What you should do = Take every line from the records below that includes the word "text".

Data records =
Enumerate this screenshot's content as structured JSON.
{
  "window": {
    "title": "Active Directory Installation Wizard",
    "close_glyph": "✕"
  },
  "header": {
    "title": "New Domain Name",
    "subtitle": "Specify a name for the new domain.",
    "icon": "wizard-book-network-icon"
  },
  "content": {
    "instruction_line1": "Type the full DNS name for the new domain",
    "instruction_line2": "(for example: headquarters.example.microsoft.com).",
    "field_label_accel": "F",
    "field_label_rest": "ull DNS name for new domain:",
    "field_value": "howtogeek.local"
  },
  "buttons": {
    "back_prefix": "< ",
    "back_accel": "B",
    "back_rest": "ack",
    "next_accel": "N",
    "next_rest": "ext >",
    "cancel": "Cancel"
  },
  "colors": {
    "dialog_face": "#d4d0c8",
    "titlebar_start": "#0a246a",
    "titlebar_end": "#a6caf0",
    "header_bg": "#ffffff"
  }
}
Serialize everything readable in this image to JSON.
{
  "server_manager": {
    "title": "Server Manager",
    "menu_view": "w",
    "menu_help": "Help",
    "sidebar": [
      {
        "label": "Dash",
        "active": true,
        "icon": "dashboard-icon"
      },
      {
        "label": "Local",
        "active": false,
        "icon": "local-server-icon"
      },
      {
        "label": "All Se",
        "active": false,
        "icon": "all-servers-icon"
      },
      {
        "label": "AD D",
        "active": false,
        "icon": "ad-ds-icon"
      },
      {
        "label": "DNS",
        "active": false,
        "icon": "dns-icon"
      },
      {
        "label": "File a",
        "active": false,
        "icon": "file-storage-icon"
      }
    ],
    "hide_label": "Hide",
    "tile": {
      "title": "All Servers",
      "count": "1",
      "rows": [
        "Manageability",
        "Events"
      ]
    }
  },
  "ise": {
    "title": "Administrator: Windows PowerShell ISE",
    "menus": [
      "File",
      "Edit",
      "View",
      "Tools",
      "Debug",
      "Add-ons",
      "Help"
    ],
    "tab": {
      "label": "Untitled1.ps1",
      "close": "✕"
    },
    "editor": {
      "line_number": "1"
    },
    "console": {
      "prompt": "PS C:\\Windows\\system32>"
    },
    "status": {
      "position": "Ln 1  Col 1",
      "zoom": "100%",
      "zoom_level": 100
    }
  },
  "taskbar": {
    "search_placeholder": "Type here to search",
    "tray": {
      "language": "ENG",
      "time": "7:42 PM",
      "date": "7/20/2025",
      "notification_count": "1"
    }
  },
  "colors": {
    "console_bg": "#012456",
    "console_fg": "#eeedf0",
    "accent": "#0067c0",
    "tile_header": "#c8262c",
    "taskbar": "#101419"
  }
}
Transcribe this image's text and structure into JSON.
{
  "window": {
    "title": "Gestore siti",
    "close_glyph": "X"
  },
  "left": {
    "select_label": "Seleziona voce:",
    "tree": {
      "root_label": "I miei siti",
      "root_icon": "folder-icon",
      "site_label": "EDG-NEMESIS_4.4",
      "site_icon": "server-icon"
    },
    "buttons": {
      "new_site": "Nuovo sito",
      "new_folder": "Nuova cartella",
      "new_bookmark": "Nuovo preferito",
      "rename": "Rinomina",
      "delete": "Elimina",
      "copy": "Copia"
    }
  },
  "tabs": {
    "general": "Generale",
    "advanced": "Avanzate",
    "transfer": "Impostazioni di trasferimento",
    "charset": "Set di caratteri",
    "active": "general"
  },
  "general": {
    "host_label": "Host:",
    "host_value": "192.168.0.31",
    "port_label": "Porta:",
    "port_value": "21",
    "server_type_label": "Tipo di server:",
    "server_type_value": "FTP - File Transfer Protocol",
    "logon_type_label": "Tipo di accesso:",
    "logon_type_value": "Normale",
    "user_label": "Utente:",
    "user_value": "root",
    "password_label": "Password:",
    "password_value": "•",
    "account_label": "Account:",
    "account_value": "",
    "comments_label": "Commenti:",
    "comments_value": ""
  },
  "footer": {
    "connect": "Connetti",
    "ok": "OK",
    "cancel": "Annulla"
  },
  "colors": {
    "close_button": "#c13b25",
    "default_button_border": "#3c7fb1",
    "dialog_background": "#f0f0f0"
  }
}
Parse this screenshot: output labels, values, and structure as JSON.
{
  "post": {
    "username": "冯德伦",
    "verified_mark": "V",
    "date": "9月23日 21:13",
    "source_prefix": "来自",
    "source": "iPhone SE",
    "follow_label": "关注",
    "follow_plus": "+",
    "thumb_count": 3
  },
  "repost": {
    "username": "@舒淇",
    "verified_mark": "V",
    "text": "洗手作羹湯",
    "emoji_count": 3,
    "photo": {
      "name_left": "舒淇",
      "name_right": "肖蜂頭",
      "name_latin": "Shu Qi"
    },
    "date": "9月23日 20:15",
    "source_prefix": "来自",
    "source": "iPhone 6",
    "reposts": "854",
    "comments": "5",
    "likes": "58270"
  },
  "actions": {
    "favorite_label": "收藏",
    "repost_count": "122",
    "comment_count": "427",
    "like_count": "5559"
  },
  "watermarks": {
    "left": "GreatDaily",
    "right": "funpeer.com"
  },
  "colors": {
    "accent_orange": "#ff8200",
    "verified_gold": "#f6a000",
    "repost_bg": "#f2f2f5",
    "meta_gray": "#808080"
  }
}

Your solution =
Transcribe this image's text and structure into JSON.
    "text": "洗手作羹湯",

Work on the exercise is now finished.